  15. How do they feel about a hybrid approach for distribution, aiming for separate deals for different forms of distribution? Does it make sense for your film?
  16. Do they have any potential conflicts of interest?  For instance, of the Rep does foreign sales in some territories, how do they make that work for films that they sell?  If they also manage some clients and not others, how do they make that work?

This list is by no means exhaustive.  It is just some thoughts to get the ball rolling.  Please give us more suggestions.


Sundance Sale Dissection: Septien

Today's guest post is from attorney and sales rep George Rush.  It is part one of two. George handled the sale of Michael Tully's Septian to IFC's Sundance Selects. I have worked as a lawyer or a producer’s rep on hundreds of films over the years, and this experience has made me quite skeptical about the business model for independent producers.  The business is worse than it has been historically, but it is still the same very basic model.  You produce a film, a distributor exploits those rights.  You are good at creating content, they are good at marketing.  Hopefully those two things come together to benefit both parties.

I’m a hyper skeptic of producers essentially acting as their own distributors because generally they aren’t strong in both skill sets, and thus something usually suffers.  So I usually assume a producer is good at producing, and try to leave it at that.

Most of what I work on is low budget films with few if any stars.  Ten years ago, I considered a low budget film under two million dollars.  Today, I consider it under $500,000 and believe if you do something for a larger budget without a truly bankable cast, you are being reckless with your budget.

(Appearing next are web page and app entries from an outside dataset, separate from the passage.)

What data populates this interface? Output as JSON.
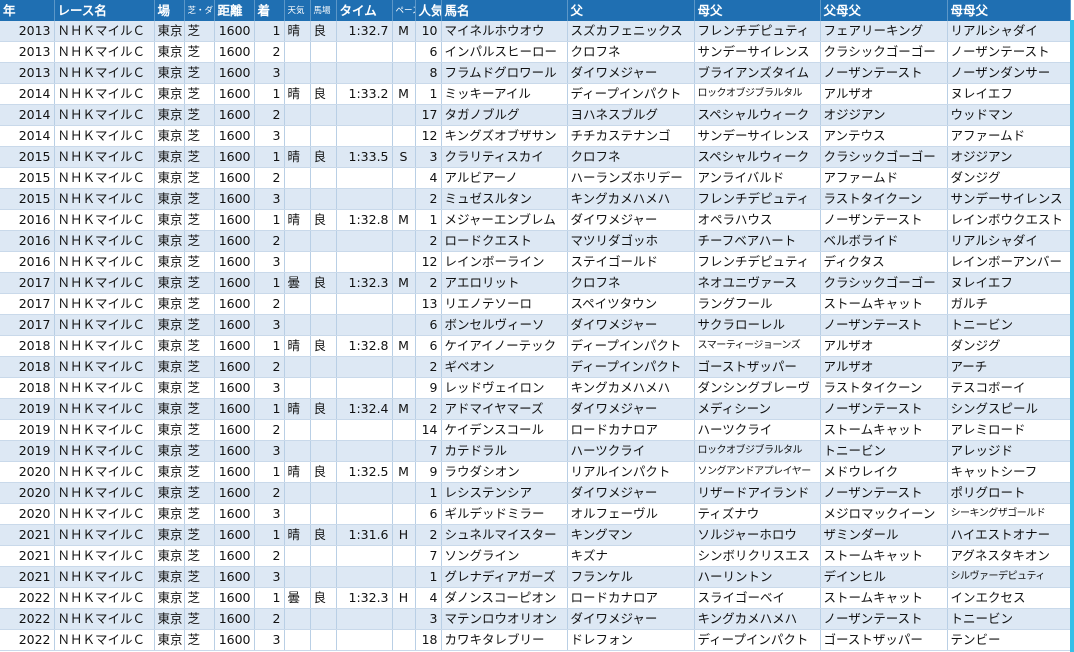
{
  "headers": [
    "年",
    "レース名",
    "場",
    "芝・ダ",
    "距離",
    "着",
    "天気",
    "馬場",
    "タイム",
    "ペース",
    "人気",
    "馬名",
    "父",
    "母父",
    "父母父",
    "母母父"
  ],
  "rows": [
    [
      "2013",
      "ＮＨＫマイルＣ",
      "東京",
      "芝",
      "1600",
      "1",
      "晴",
      "良",
      "1:32.7",
      "M",
      "10",
      "マイネルホウオウ",
      "スズカフェニックス",
      "フレンチデピュティ",
      "フェアリーキング",
      "リアルシャダイ"
    ],
    [
      "2013",
      "ＮＨＫマイルＣ",
      "東京",
      "芝",
      "1600",
      "2",
      "",
      "",
      "",
      "",
      "6",
      "インパルスヒーロー",
      "クロフネ",
      "サンデーサイレンス",
      "クラシックゴーゴー",
      "ノーザンテースト"
    ],
    [
      "2013",
      "ＮＨＫマイルＣ",
      "東京",
      "芝",
      "1600",
      "3",
      "",
      "",
      "",
      "",
      "8",
      "フラムドグロワール",
      "ダイワメジャー",
      "ブライアンズタイム",
      "ノーザンテースト",
      "ノーザンダンサー"
    ],
    [
      "2014",
      "ＮＨＫマイルＣ",
      "東京",
      "芝",
      "1600",
      "1",
      "晴",
      "良",
      "1:33.2",
      "M",
      "1",
      "ミッキーアイル",
      "ディープインパクト",
      "ロックオブジブラルタル",
      "アルザオ",
      "ヌレイエフ"
    ],
    [
      "2014",
      "ＮＨＫマイルＣ",
      "東京",
      "芝",
      "1600",
      "2",
      "",
      "",
      "",
      "",
      "17",
      "タガノブルグ",
      "ヨハネスブルグ",
      "スペシャルウィーク",
      "オジジアン",
      "ウッドマン"
    ],
    [
      "2014",
      "ＮＨＫマイルＣ",
      "東京",
      "芝",
      "1600",
      "3",
      "",
      "",
      "",
      "",
      "12",
      "キングズオブザサン",
      "チチカステナンゴ",
      "サンデーサイレンス",
      "アンテウス",
      "アファームド"
    ],
    [
      "2015",
      "ＮＨＫマイルＣ",
      "東京",
      "芝",
      "1600",
      "1",
      "晴",
      "良",
      "1:33.5",
      "S",
      "3",
      "クラリティスカイ",
      "クロフネ",
      "スペシャルウィーク",
      "クラシックゴーゴー",
      "オジジアン"
    ],
    [
      "2015",
      "ＮＨＫマイルＣ",
      "東京",
      "芝",
      "1600",
      "2",
      "",
      "",
      "",
      "",
      "4",
      "アルビアーノ",
      "ハーランズホリデー",
      "アンライバルド",
      "アファームド",
      "ダンジグ"
    ],
    [
      "2015",
      "ＮＨＫマイルＣ",
      "東京",
      "芝",
      "1600",
      "3",
      "",
      "",
      "",
      "",
      "2",
      "ミュゼスルタン",
      "キングカメハメハ",
      "フレンチデピュティ",
      "ラストタイクーン",
      "サンデーサイレンス"
    ],
    [
      "2016",
      "ＮＨＫマイルＣ",
      "東京",
      "芝",
      "1600",
      "1",
      "晴",
      "良",
      "1:32.8",
      "M",
      "1",
      "メジャーエンブレム",
      "ダイワメジャー",
      "オペラハウス",
      "ノーザンテースト",
      "レインボウクエスト"
    ],
    [
      "2016",
      "ＮＨＫマイルＣ",
      "東京",
      "芝",
      "1600",
      "2",
      "",
      "",
      "",
      "",
      "2",
      "ロードクエスト",
      "マツリダゴッホ",
      "チーフベアハート",
      "ベルボライド",
      "リアルシャダイ"
    ],
    [
      "2016",
      "ＮＨＫマイルＣ",
      "東京",
      "芝",
      "1600",
      "3",
      "",
      "",
      "",
      "",
      "12",
      "レインボーライン",
      "ステイゴールド",
      "フレンチデピュティ",
      "ディクタス",
      "レインボーアンバー"
    ],
    [
      "2017",
      "ＮＨＫマイルＣ",
      "東京",
      "芝",
      "1600",
      "1",
      "曇",
      "良",
      "1:32.3",
      "M",
      "2",
      "アエロリット",
      "クロフネ",
      "ネオユニヴァース",
      "クラシックゴーゴー",
      "ヌレイエフ"
    ],
    [
      "2017",
      "ＮＨＫマイルＣ",
      "東京",
      "芝",
      "1600",
      "2",
      "",
      "",
      "",
      "",
      "13",
      "リエノテソーロ",
      "スペイツタウン",
      "ラングフール",
      "ストームキャット",
      "ガルチ"
    ],
    [
      "2017",
      "ＮＨＫマイルＣ",
      "東京",
      "芝",
      "1600",
      "3",
      "",
      "",
      "",
      "",
      "6",
      "ボンセルヴィーソ",
      "ダイワメジャー",
      "サクラローレル",
      "ノーザンテースト",
      "トニービン"
    ],
    [
      "2018",
      "ＮＨＫマイルＣ",
      "東京",
      "芝",
      "1600",
      "1",
      "晴",
      "良",
      "1:32.8",
      "M",
      "6",
      "ケイアイノーテック",
      "ディープインパクト",
      "スマーティージョーンズ",
      "アルザオ",
      "ダンジグ"
    ],
    [
      "2018",
      "ＮＨＫマイルＣ",
      "東京",
      "芝",
      "1600",
      "2",
      "",
      "",
      "",
      "",
      "2",
      "ギベオン",
      "ディープインパクト",
      "ゴーストザッパー",
      "アルザオ",
      "アーチ"
    ],
    [
      "2018",
      "ＮＨＫマイルＣ",
      "東京",
      "芝",
      "1600",
      "3",
      "",
      "",
      "",
      "",
      "9",
      "レッドヴェイロン",
      "キングカメハメハ",
      "ダンシングブレーヴ",
      "ラストタイクーン",
      "テスコボーイ"
    ],
    [
      "2019",
      "ＮＨＫマイルＣ",
      "東京",
      "芝",
      "1600",
      "1",
      "晴",
      "良",
      "1:32.4",
      "M",
      "2",
      "アドマイヤマーズ",
      "ダイワメジャー",
      "メディシーン",
      "ノーザンテースト",
      "シングスピール"
    ],
    [
      "2019",
      "ＮＨＫマイルＣ",
      "東京",
      "芝",
      "1600",
      "2",
      "",
      "",
      "",
      "",
      "14",
      "ケイデンスコール",
      "ロードカナロア",
      "ハーツクライ",
      "ストームキャット",
      "アレミロード"
    ],
    [
      "2019",
      "ＮＨＫマイルＣ",
      "東京",
      "芝",
      "1600",
      "3",
      "",
      "",
      "",
      "",
      "7",
      "カテドラル",
      "ハーツクライ",
      "ロックオブジブラルタル",
      "トニービン",
      "アレッジド"
    ],
    [
      "2020",
      "ＮＨＫマイルＣ",
      "東京",
      "芝",
      "1600",
      "1",
      "晴",
      "良",
      "1:32.5",
      "M",
      "9",
      "ラウダシオン",
      "リアルインパクト",
      "ソングアンドアプレイヤー",
      "メドウレイク",
      "キャットシーフ"
    ],
    [
      "2020",
      "ＮＨＫマイルＣ",
      "東京",
      "芝",
      "1600",
      "2",
      "",
      "",
      "",
      "",
      "1",
      "レシステンシア",
      "ダイワメジャー",
      "リザードアイランド",
      "ノーザンテースト",
      "ポリグロート"
    ],
    [
      "2020",
      "ＮＨＫマイルＣ",
      "東京",
      "芝",
      "1600",
      "3",
      "",
      "",
      "",
      "",
      "6",
      "ギルデッドミラー",
      "オルフェーヴル",
      "ティズナウ",
      "メジロマックイーン",
      "シーキングザゴールド"
    ],
    [
      "2021",
      "ＮＨＫマイルＣ",
      "東京",
      "芝",
      "1600",
      "1",
      "晴",
      "良",
      "1:31.6",
      "H",
      "2",
      "シュネルマイスター",
      "キングマン",
      "ソルジャーホロウ",
      "ザミンダール",
      "ハイエストオナー"
    ],
    [
      "2021",
      "ＮＨＫマイルＣ",
      "東京",
      "芝",
      "1600",
      "2",
      "",
      "",
      "",
      "",
      "7",
      "ソングライン",
      "キズナ",
      "シンボリクリスエス",
      "ストームキャット",
      "アグネスタキオン"
    ],
    [
      "2021",
      "ＮＨＫマイルＣ",
      "東京",
      "芝",
      "1600",
      "3",
      "",
      "",
      "",
      "",
      "1",
      "グレナディアガーズ",
      "フランケル",
      "ハーリントン",
      "デインヒル",
      "シルヴァーデピュティ"
    ],
    [
      "2022",
      "ＮＨＫマイルＣ",
      "東京",
      "芝",
      "1600",
      "1",
      "曇",
      "良",
      "1:32.3",
      "H",
      "4",
      "ダノンスコーピオン",
      "ロードカナロア",
      "スライゴーベイ",
      "ストームキャット",
      "インエクセス"
    ],
    [
      "2022",
      "ＮＨＫマイルＣ",
      "東京",
      "芝",
      "1600",
      "2",
      "",
      "",
      "",
      "",
      "3",
      "マテンロウオリオン",
      "ダイワメジャー",
      "キングカメハメハ",
      "ノーザンテースト",
      "トニービン"
    ],
    [
      "2022",
      "ＮＨＫマイルＣ",
      "東京",
      "芝",
      "1600",
      "3",
      "",
      "",
      "",
      "",
      "18",
      "カワキタレブリー",
      "ドレフォン",
      "ディープインパクト",
      "ゴーストザッパー",
      "テンビー"
    ]
  ],
  "colors": {
    "header_bg": "#1f6fb2",
    "row_alt": "#dde8f4"
  }
}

The distribution business has become tougher and they are paying less for content, and thus budgets go down correspondingly.  So how can you make something quality for under $500K—most people fail at this effort and there is a glut of so so films that just can’t compete with larger budgeted film—they are clearly inferior.  Indeed, most festival films in this budget range will never see the light of day beyond the festivals.  However, I don’t know how, but some people do.  It takes an extremely resourceful producer and director who is willing to take some chances to pull it off.

Enter Michael Tully’s Septien.  I hadn’t met Michael before, but I was somewhat familiar with him from Hammer to Nail.  He called me up and said he had a fucked up film that got into Sundance Midnight section.  As I listened to him, it didn’t sound like a genre film, but something that defied categorization.  He sent me a screener, and I really had no expectation when I popped it in.

I had worked on plenty of fucked up films, but most were weird for the sake of being weird and really didn’t have a life beyond a slender contrarian audience.  So I watched Michael’s film and it was fucked up, but it wasn’t weird for the sake of being weird.  There was something strange, unsettling, and wholly original about it.  I watched it again, and I was sold.  I loved it.

I lack a poker face, so I’ve found that trying to sell a film I didn’t like was pretty clear to the buyers.   I only rep a film if I am actually into it, and I loved this one. So I was in, but the film had challenges.  The first was how to characterize this film in a nutshell and who the audience was.  The film did not fit neatly into box.

I came up with a lot of ways to describe Septien -- but my refernces often veered into more obscure things like Dogtooth and Henry Darger.  Cool things for sure, but not exactly elements that scream big audience.  I also felt like the audience would be cool indie kids and would build buzz from there.  I know distributors have a difficult time reaching audiences under 30.  That audience is accustomed to watching things digitally for free.  Our challenges for the film are the indie audience skews older (my parents love The King’s Speech), and that for a distributor, this film would be as hard to market as it was for me to describe.

What to do?  Check back tomorrow for part two.

For another angle on why 38 Films -- Some dark -- Sold At Sundance 2011, check out Anthony Kaufman's article here.

George Rush is an entertainment attorney and producer’s rep in San Francisco.